The genetic basis of resistance to apple scab [Venturia inaequalis (Cke.) Wint.] in the Russian apple seedling R12740-7A (Malus Mill. sp.) was investigated. Segregation ratios obtained in crosses with susceptible cultivars suggested that at least two genes were involved, and three foliar resistance reactions (chlorotic, stellate necrotic, and pit type) were observed after inoculation. DNA markers were identified for both the stellate necrotic (Vr ) and pit type (no locus designation, Vx suggested) resistance phenotypes. Comparison of resistance phenotypes with marker segregation demonstrated that only two major dominant genes were present in R12740-7A, one producing the stellate necrotic lesion and the other the pit-type lesion. The chlorotic lesion could be attributed to either unclear expression of the resistance phenotype or to susceptible genotypes not contracting the disease. These markers along with a previously published marker for Vf were used to analyze inheritance of resistance in a Vr × Vf cross in advanced breeding material. The markers identified successfully all susceptible progeny, as well as apparent escapes and individuals possessing both Vf and Vr . Thus, the markers should be useful in future screening of segregating progeny and in the pyramiding of scab resistance genes in new cultivars.
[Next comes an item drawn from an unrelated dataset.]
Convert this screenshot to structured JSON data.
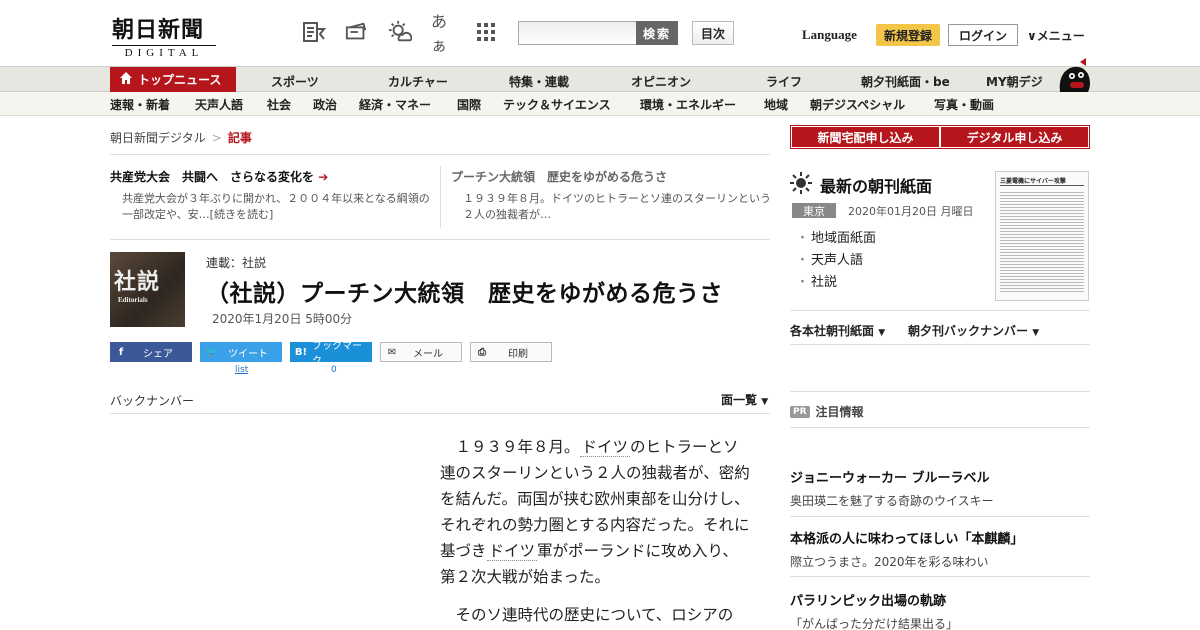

resistance to apple scab caused by the fungal pathogen Venturia inaequalis (Cke). In scab-susceptible crabapples, symptoms of infection include defoliation by early summer coupled with loss of winter hardiness and even death resulting from repeated
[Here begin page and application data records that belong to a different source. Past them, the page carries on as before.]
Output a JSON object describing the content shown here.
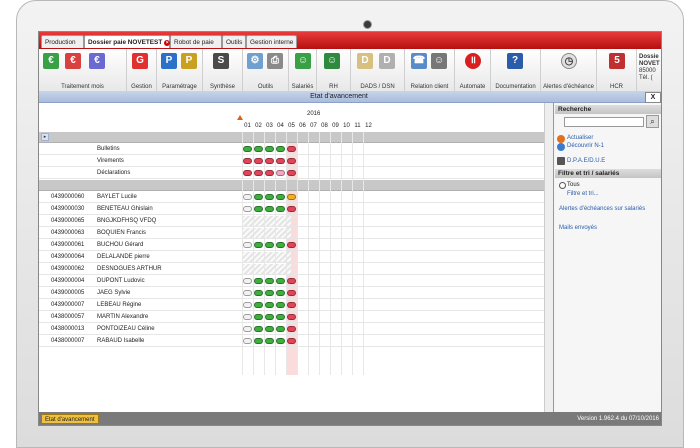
{
  "tabs": [
    {
      "label": "Production",
      "active": false,
      "closable": false
    },
    {
      "label": "Dossier paie NOVETEST",
      "active": true,
      "closable": true
    },
    {
      "label": "Robot de paie",
      "active": false,
      "closable": false
    },
    {
      "label": "Outils",
      "active": false,
      "closable": false
    },
    {
      "label": "Gestion interne",
      "active": false,
      "closable": false
    }
  ],
  "ribbon": {
    "groups": [
      {
        "label": "Traitement mois",
        "icon": "payroll-month-icon"
      },
      {
        "label": "Gestion",
        "icon": "g-management-icon"
      },
      {
        "label": "Paramétrage",
        "icon": "parameter-icon"
      },
      {
        "label": "Synthèse",
        "icon": "synthesis-icon"
      },
      {
        "label": "Outils",
        "icon": "tools-icon"
      },
      {
        "label": "Salariés",
        "icon": "employees-icon"
      },
      {
        "label": "RH",
        "icon": "hr-icon"
      },
      {
        "label": "DADS / DSN",
        "icon": "dads-dsn-icon"
      },
      {
        "label": "Relation client",
        "icon": "client-relation-icon"
      },
      {
        "label": "Automate",
        "icon": "pause-icon"
      },
      {
        "label": "Documentation",
        "icon": "question-icon"
      },
      {
        "label": "Alertes d'échéance",
        "icon": "clock-icon"
      },
      {
        "label": "HCR",
        "icon": "hcr-icon"
      }
    ],
    "dossier_lines": [
      "Dossie",
      "NOVET",
      "85000",
      "Tél. ("
    ]
  },
  "window_title": "Etat d'avancement",
  "close_label": "X",
  "grid": {
    "year": "2016",
    "months": [
      "01",
      "02",
      "03",
      "04",
      "05",
      "06",
      "07",
      "08",
      "09",
      "10",
      "11",
      "12"
    ],
    "current_month_index": 4,
    "rows": [
      {
        "type": "grey",
        "code": "",
        "name": "",
        "selector": "▸"
      },
      {
        "type": "item",
        "code": "",
        "name": "Bulletins",
        "status": [
          "g",
          "g",
          "g",
          "g",
          "r"
        ]
      },
      {
        "type": "item",
        "code": "",
        "name": "Virements",
        "status": [
          "r",
          "r",
          "r",
          "r",
          "r"
        ]
      },
      {
        "type": "item",
        "code": "",
        "name": "Déclarations",
        "status": [
          "r",
          "r",
          "r",
          "k",
          "r"
        ]
      },
      {
        "type": "grey",
        "code": "",
        "name": ""
      },
      {
        "type": "emp",
        "code": "0439000060",
        "name": "BAYLET Lucile",
        "status": [
          "e",
          "g",
          "g",
          "g",
          "o"
        ]
      },
      {
        "type": "emp",
        "code": "0439000030",
        "name": "BENETEAU Ghislain",
        "status": [
          "e",
          "g",
          "g",
          "g",
          "r"
        ]
      },
      {
        "type": "emp",
        "code": "0439000065",
        "name": "BNGJKDFHSQ VFDQ",
        "status": []
      },
      {
        "type": "emp",
        "code": "0439000063",
        "name": "BOQUIEN Francis",
        "status": []
      },
      {
        "type": "emp",
        "code": "0439000061",
        "name": "BUCHOU Gérard",
        "status": [
          "e",
          "g",
          "g",
          "g",
          "r"
        ]
      },
      {
        "type": "emp",
        "code": "0439000064",
        "name": "DELALANDE pierre",
        "status": []
      },
      {
        "type": "emp",
        "code": "0439000062",
        "name": "DESNOGUES ARTHUR",
        "status": []
      },
      {
        "type": "emp",
        "code": "0439000004",
        "name": "DUPONT Ludovic",
        "status": [
          "e",
          "g",
          "g",
          "g",
          "r"
        ]
      },
      {
        "type": "emp",
        "code": "0439000005",
        "name": "JAEG Sylvie",
        "status": [
          "e",
          "g",
          "g",
          "g",
          "r"
        ]
      },
      {
        "type": "emp",
        "code": "0439000007",
        "name": "LEBEAU Régine",
        "status": [
          "e",
          "g",
          "g",
          "g",
          "r"
        ]
      },
      {
        "type": "emp",
        "code": "0438000057",
        "name": "MARTIN Alexandre",
        "status": [
          "e",
          "g",
          "g",
          "g",
          "r"
        ]
      },
      {
        "type": "emp",
        "code": "0438000013",
        "name": "PONTOIZEAU Céline",
        "status": [
          "e",
          "g",
          "g",
          "g",
          "r"
        ]
      },
      {
        "type": "emp",
        "code": "0438000007",
        "name": "RABAUD Isabelle",
        "status": [
          "e",
          "g",
          "g",
          "g",
          "r"
        ]
      }
    ],
    "status_colors": {
      "g": "#3fae3f",
      "r": "#e0455a",
      "e": "#f2f2f2",
      "k": "#f4a6c0",
      "o": "#f0b020"
    }
  },
  "side": {
    "search_header": "Recherche",
    "links1": [
      {
        "label": "Actualiser",
        "icon": "refresh-icon"
      },
      {
        "label": "Découvrir N-1",
        "icon": "discover-icon"
      }
    ],
    "dpae_label": "D.P.A.E/D.U.E",
    "filter_header": "Filtre et tri / salariés",
    "filter_options": [
      "Tous",
      "Filtre et tri..."
    ],
    "links2": [
      "Alertes d'échéances sur salariés",
      "Mails envoyés"
    ]
  },
  "status_bar": {
    "tab_label": "Etat d'avancement",
    "version": "Version 1.962.4 du 07/10/2016"
  }
}
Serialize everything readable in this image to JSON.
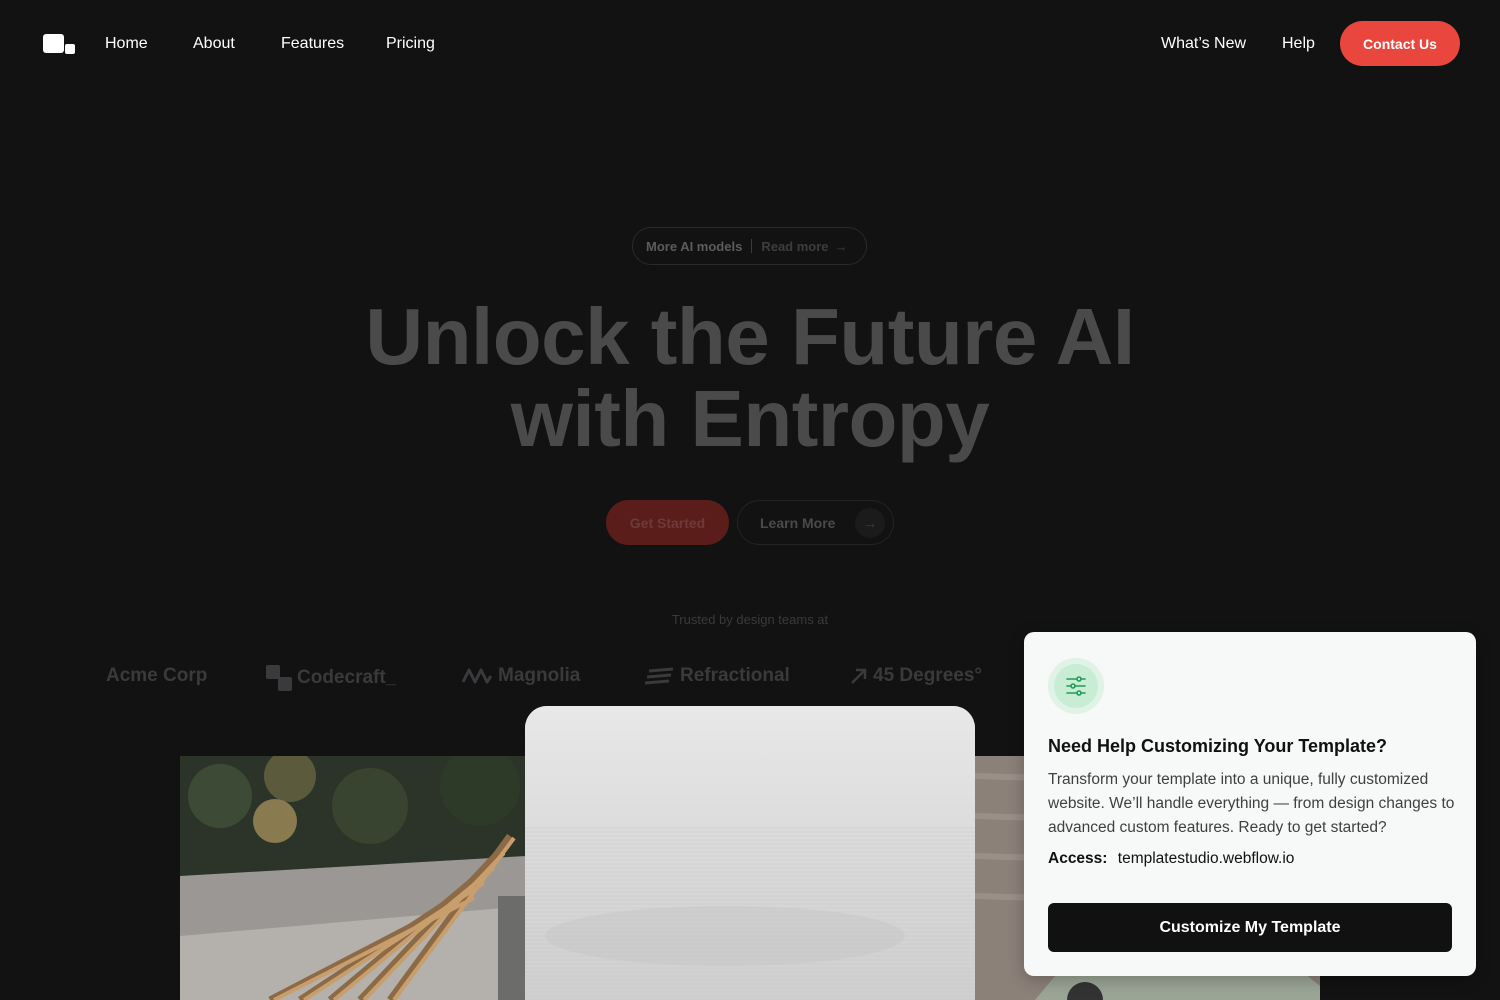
{
  "nav": {
    "links_left": [
      "Home",
      "About",
      "Features",
      "Pricing"
    ],
    "links_right": [
      "What’s New",
      "Help"
    ],
    "contact_label": "Contact Us"
  },
  "hero": {
    "pill_label": "More AI models",
    "pill_link": "Read more",
    "headline_line1": "Unlock the Future AI",
    "headline_line2": "with Entropy",
    "primary_cta": "Get Started",
    "secondary_cta": "Learn More",
    "trusted_text": "Trusted by design teams at",
    "brands": [
      "Acme Corp",
      "Codecraft_",
      "Magnolia",
      "Refractional",
      "45 Degrees°"
    ]
  },
  "popup": {
    "title": "Need Help Customizing Your Template?",
    "body": "Transform your template into a unique, fully customized website. We’ll handle everything — from design changes to advanced custom features. Ready to get started?",
    "access_label": "Access:",
    "access_value": "templatestudio.webflow.io",
    "button_label": "Customize My Template"
  },
  "colors": {
    "background": "#121213",
    "accent": "#e9473e",
    "popup_bg": "#f7f8f8",
    "popup_icon": "#1f9d55"
  },
  "icons": [
    "logo-icon",
    "arrow-right-icon",
    "sliders-icon"
  ]
}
collection locations. Disease resistance. Potted seedling plants were inoculated with conidia of mixed races (1–5) of Venturia inaequalis for two consecutive years. Seedlings scored as resistant had the following response: no symptoms, pin
.L. Rikkerink, E.H.A. Gardiner, S.E. Bassett, H.C.M. Kodde, L.P. Plummer, K.M. 2005 The Vh8 locus of a new gene-for-gene interaction between Venturia inaequalis and the wild apple Malus sieversii is closely linked to
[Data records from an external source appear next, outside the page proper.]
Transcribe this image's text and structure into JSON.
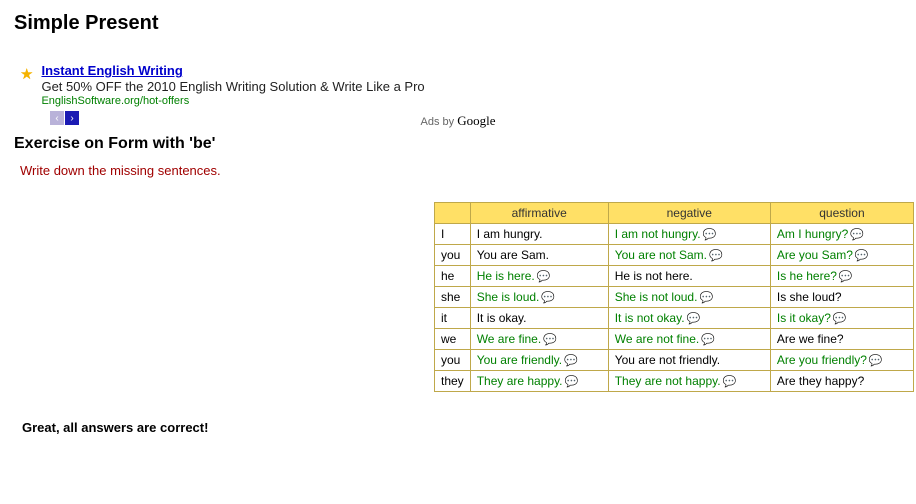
{
  "page": {
    "title": "Simple Present",
    "section_title": "Exercise on Form with 'be'",
    "instruction": "Write down the missing sentences.",
    "feedback": "Great, all answers are correct!"
  },
  "ad": {
    "title": "Instant English Writing",
    "desc": "Get 50% OFF the 2010 English Writing Solution & Write Like a Pro",
    "url": "EnglishSoftware.org/hot-offers",
    "ads_by_prefix": "Ads by ",
    "ads_by_brand": "Google",
    "prev": "‹",
    "next": "›"
  },
  "table": {
    "headers": {
      "corner": "",
      "affirmative": "affirmative",
      "negative": "negative",
      "question": "question"
    },
    "rows": [
      {
        "pronoun": "I",
        "aff": {
          "text": "I am hungry.",
          "type": "given",
          "bubble": false
        },
        "neg": {
          "text": "I am not hungry.",
          "type": "answer",
          "bubble": true
        },
        "q": {
          "text": "Am I hungry?",
          "type": "answer",
          "bubble": true
        }
      },
      {
        "pronoun": "you",
        "aff": {
          "text": "You are Sam.",
          "type": "given",
          "bubble": false
        },
        "neg": {
          "text": "You are not Sam.",
          "type": "answer",
          "bubble": true
        },
        "q": {
          "text": "Are you Sam?",
          "type": "answer",
          "bubble": true
        }
      },
      {
        "pronoun": "he",
        "aff": {
          "text": "He is here.",
          "type": "answer",
          "bubble": true
        },
        "neg": {
          "text": "He is not here.",
          "type": "given",
          "bubble": false
        },
        "q": {
          "text": "Is he here?",
          "type": "answer",
          "bubble": true
        }
      },
      {
        "pronoun": "she",
        "aff": {
          "text": "She is loud.",
          "type": "answer",
          "bubble": true
        },
        "neg": {
          "text": "She is not loud.",
          "type": "answer",
          "bubble": true
        },
        "q": {
          "text": "Is she loud?",
          "type": "given",
          "bubble": false
        }
      },
      {
        "pronoun": "it",
        "aff": {
          "text": "It is okay.",
          "type": "given",
          "bubble": false
        },
        "neg": {
          "text": "It is not okay.",
          "type": "answer",
          "bubble": true
        },
        "q": {
          "text": "Is it okay?",
          "type": "answer",
          "bubble": true
        }
      },
      {
        "pronoun": "we",
        "aff": {
          "text": "We are fine.",
          "type": "answer",
          "bubble": true
        },
        "neg": {
          "text": "We are not fine.",
          "type": "answer",
          "bubble": true
        },
        "q": {
          "text": "Are we fine?",
          "type": "given",
          "bubble": false
        }
      },
      {
        "pronoun": "you",
        "aff": {
          "text": "You are friendly.",
          "type": "answer",
          "bubble": true
        },
        "neg": {
          "text": "You are not friendly.",
          "type": "given",
          "bubble": false
        },
        "q": {
          "text": "Are you friendly?",
          "type": "answer",
          "bubble": true
        }
      },
      {
        "pronoun": "they",
        "aff": {
          "text": "They are happy.",
          "type": "answer",
          "bubble": true
        },
        "neg": {
          "text": "They are not happy.",
          "type": "answer",
          "bubble": true
        },
        "q": {
          "text": "Are they happy?",
          "type": "given",
          "bubble": false
        }
      }
    ]
  },
  "icons": {
    "bubble": "💬"
  }
}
, and Venturia inaequalis were subcultured and analyzed on Potato Dextrose Agar (PDA) (Becton, Dickinson & Co., Sparks, MD) prepared according to the manufacturer's specifications. Cultures of Phytophthora infestans , Phytophthora megasperma